The most well-known definition of stress is ‘the adverse reaction people have to excessive pressure or other types of demands placed upon them’. Essentially, stress as we know it is when the perception of demands, or pressure, exceeds our ability to cope – this is when it can become problematic.
Research from the Chartered Institute of Personnel and Development (CIPD) indicates that there are two key factors within the workplace which are most accountable for causing work-related stress – those being workload and management.
It’s important to note that a high workload can be just as damaging as workload which is too low. There are two different types of work overload which people can experience:
Both forms of workload can cause mental strain, which can influence both mental and physical health negatively. Additionally, underload can also be just as damaging to mental and physical health. Underload is characterised by not being challenged at work, which could be due to not having enough to do, having to complete tasks that are not engaging or tasks that are repetitive.
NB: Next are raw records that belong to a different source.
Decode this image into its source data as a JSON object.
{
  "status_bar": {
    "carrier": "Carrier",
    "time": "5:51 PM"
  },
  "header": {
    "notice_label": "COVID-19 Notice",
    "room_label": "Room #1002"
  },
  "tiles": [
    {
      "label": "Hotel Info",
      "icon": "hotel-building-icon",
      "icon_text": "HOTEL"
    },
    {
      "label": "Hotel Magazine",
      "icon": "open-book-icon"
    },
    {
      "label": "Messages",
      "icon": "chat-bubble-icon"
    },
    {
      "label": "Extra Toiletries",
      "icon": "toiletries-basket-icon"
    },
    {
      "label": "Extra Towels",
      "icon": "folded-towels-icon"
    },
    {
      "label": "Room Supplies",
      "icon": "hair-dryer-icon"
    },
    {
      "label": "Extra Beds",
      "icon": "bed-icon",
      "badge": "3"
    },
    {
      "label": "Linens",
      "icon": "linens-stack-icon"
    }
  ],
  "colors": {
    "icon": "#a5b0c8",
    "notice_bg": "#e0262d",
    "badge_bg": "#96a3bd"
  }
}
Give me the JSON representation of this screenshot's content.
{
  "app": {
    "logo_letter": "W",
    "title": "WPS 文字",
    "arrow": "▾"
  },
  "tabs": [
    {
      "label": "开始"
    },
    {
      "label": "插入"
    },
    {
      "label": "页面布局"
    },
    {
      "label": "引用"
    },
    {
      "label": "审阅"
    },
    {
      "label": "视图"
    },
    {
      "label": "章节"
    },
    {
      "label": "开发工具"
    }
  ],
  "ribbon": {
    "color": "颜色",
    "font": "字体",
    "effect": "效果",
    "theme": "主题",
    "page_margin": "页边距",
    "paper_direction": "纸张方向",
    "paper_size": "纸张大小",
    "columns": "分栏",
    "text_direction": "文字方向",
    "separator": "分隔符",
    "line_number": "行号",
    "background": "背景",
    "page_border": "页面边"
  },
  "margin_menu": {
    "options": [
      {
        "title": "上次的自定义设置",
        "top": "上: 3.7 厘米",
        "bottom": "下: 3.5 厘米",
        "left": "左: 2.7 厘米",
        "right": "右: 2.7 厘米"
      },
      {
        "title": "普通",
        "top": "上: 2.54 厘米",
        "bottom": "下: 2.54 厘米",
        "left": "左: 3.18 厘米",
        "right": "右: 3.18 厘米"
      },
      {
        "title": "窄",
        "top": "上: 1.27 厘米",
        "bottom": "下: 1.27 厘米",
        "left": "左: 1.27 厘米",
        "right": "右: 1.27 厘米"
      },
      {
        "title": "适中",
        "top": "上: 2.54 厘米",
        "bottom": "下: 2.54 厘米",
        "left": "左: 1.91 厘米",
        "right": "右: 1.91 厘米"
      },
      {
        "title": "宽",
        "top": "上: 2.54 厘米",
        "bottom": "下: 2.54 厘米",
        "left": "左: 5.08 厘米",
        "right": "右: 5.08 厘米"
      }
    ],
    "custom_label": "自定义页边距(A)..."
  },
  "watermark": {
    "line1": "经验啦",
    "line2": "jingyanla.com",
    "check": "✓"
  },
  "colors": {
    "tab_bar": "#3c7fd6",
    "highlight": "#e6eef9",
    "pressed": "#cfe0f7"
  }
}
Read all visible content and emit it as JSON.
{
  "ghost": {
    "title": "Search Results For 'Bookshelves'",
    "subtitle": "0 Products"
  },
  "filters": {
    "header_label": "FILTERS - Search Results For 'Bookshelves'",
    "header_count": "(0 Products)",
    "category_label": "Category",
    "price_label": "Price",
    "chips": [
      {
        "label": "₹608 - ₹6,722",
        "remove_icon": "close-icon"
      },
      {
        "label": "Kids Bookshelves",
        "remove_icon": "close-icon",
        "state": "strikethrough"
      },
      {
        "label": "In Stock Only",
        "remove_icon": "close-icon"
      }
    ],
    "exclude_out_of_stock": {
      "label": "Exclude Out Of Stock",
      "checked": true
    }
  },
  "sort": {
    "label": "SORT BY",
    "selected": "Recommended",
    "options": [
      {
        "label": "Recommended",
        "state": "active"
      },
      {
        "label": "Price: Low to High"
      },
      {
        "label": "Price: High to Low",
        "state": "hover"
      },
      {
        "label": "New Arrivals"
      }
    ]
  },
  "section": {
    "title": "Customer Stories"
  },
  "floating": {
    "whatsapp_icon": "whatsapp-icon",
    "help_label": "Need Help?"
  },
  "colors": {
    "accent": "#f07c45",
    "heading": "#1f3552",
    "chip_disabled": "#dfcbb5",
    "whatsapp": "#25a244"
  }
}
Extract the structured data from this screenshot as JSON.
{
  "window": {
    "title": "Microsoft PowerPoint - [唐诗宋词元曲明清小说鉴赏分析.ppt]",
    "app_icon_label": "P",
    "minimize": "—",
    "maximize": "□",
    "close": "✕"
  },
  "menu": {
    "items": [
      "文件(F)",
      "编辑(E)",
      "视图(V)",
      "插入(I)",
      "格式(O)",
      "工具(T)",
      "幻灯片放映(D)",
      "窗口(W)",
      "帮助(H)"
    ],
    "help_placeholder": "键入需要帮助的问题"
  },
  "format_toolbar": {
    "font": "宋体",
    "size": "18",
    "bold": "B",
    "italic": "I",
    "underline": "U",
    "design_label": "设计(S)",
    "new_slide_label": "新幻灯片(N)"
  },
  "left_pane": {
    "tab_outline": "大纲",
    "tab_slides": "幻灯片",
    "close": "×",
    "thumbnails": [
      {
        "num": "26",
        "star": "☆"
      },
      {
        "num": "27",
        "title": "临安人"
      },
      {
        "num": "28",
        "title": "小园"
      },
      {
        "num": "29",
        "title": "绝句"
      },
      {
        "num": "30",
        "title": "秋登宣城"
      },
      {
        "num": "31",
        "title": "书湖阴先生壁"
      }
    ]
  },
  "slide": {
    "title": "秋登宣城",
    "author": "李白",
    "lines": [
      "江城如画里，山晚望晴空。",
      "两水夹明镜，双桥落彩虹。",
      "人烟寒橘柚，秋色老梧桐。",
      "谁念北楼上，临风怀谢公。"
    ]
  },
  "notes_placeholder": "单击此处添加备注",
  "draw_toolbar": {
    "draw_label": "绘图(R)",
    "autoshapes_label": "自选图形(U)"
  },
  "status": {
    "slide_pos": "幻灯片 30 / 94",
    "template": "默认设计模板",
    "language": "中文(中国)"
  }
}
The second factor is leadership or management style. This is particularly important as leaders play such an important role in developing organisational culture and influence the mindsets and well-being of the workforce. Poor and unsupportive leadership can be damaging to mental and physical health by placing unnecessary pressure to complete tasks, giving negative feedback, being unsupportive of employees, and not giving the right level of control to employees to perform confidently in their role. Leadership Training can help equip your leaders with the confidence and skills to create a happier, healthier and more productive workforce.
Physical Health Issues
Stress increases the release of several hormones (e.g. Adrenaline, Cortisol and Norepinephrine). The short-term release of these hormones is relatively harmless, however, continuous stress which causes the prolonged excretion of these hormones can lead to major health issues. Issues can include, high blood pressure, headaches, suppression of the immune system, disruption to sleep patterns, decreased libido and poor eating habits leading to obesity. These are just a few examples of what continued long-term stress can lead on to – all of which are undesirable and likely to have a negative effect on how we feel, think and act in our day-to-day lives.
Mental Health Issues
It’s important to understand the relationship between stress and mental health. Stress isn’t considered to be a psychiatric mental health diagnosis, but it’s closely linked to mental health in two important ways:
For example, if you often struggle to manage feelings of stress, you might go on to develop a mental health problem like anxiety or depression.
Stress is, in fact, the precursor to a lot of mental health issues such as anxiety, depression – and in certain working environments – Post Traumatic Stress Disorder (PTSD). You can learn more about these mental health issues by reading our resource on the most common mental health problems in the workplace.
Absenteeism and Presenteeism (the organisational impact)
The issue which is of primary concern to organisations is the fact that absence at work is most well accounted for by stress. Essentially, people who feel stressed tend to take long periods off work. This can be due to feeling mentally exhausted and feeling unable to cope, or it can be due to poor physical health caused by the long-term exposure of stress.
Research indicates that employees who experience work-related stress tend to report higher levels of intentions to quit and leave the organisation they work for, whereas employees who do not experiences high levels of work-related stress are much more likely to stay within the organisation. The issue of high turnover rates is costly to organisations as it is disruptive and requires valuable resources to recruit and train new employees.
Absenteeism and turnover are not the only costs which organisations face when their employees report high levels of work-related stress. Stress also leads to presenteeism. This is when people come to work despite not feeling well and go through the motions, which means they are present, but they underperform. A decline in organisational performance can inevitably lead to a decline in turnover or the quality of service.
This article has highlighted the impact of work-related stress on individuals and organisations and demonstrates the need for organisations to take steps towards creating a happier and healthier workplace.
If you’re interested in learning more about your culture and the well-being of your workforce, we can help with a culture and well-being assessment to give you an understanding of the workforce’s experience of the workplace. Once problems are known, you can take positive action to reduce the most common and impactful workplace stressors. Additionally, you might consider providing Mental Health Training to your leaders and the wider workforce to promote awareness, greater levels of understanding and to give people the skills needed to manage mental health more proactively.
If you’re concerned about the well-being and mental health of your workforce, feel free to contact a Psychologist at Zeal Solutions for a no-obligation telephone consultation.